Still, it was a delightful book overall--a haunting love story, set in a unique time and place.
For readers' advisors: setting and character doorways are primary. Story is secondary. There are a few scenes with sexual content but nothing especially graphic.
Rosemary T. (San Antonio, TX)
The Woman at the Light by Joanna Brady
The author presents an interesting view into the life and hardships of a women lighthouse keeper during the 1800's. Add a missing husband, an escaped slave, an illicit love affair, and a hurricane and you have a plot that keeps the reader turning pages. An added bonus is the description of an antebellum Key West.
April P. (Traverse City, Mi)
A Look into Key West History
The first page had me a little concerned, I felt as if the author was loading the page with too many descriptive words but that didn't continue. The plot was excellent and I never suspected the outcome which I have to say was refreshing, it seems sometimes authors can give too many clues which can take most of the mystery out of a book and can leave a reader feeling cheated. That did not happen in this book! I enjoyed the main character Emily, she is very strong and I appreciate how she handles her responsibilities as a mother. The author does a wonderful job of making this a historical fiction novel but many issues that women dealt with in the late 1800's as well as today run throughout this book, I believe this makes for a more relate-able book for women readers.

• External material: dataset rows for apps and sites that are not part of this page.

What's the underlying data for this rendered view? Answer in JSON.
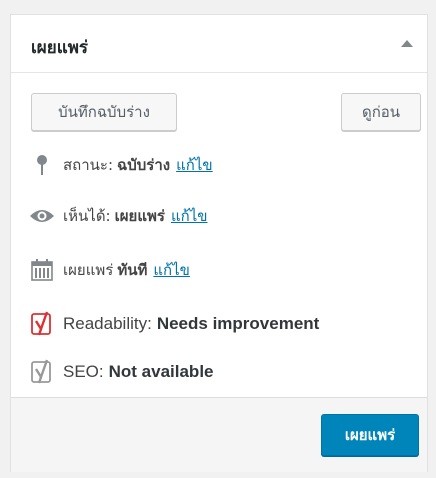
{
  "header": {
    "title": "เผยแพร่"
  },
  "actions": {
    "save_draft_label": "บันทึกฉบับร่าง",
    "preview_label": "ดูก่อน"
  },
  "status": {
    "label": "สถานะ:",
    "value": "ฉบับร่าง",
    "edit_label": "แก้ไข"
  },
  "visibility": {
    "label": "เห็นได้:",
    "value": "เผยแพร่",
    "edit_label": "แก้ไข"
  },
  "publish_time": {
    "label": "เผยแพร่",
    "value": "ทันที",
    "edit_label": "แก้ไข"
  },
  "readability": {
    "label": "Readability:",
    "value": "Needs improvement",
    "status_color": "#dc3232"
  },
  "seo": {
    "label": "SEO:",
    "value": "Not available",
    "status_color": "#999999"
  },
  "footer": {
    "publish_label": "เผยแพร่"
  },
  "colors": {
    "link": "#0073aa",
    "primary": "#0085ba"
  }
}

I also enjoyed the detailed description of the old lighthouses and the work it took to keep one operating, the author does a great job of painting a picture of shipwrecks among the Florida Keys and the necessity of the lighthouses as well as the possible seclusion and loneliness the lighthouse families/attendants may have felt at times as well as the positives to being away from societies pressures and expectations. This book made me want to live on Wreckers Cay and work the lighthouse and watch ships pass by day in and day out!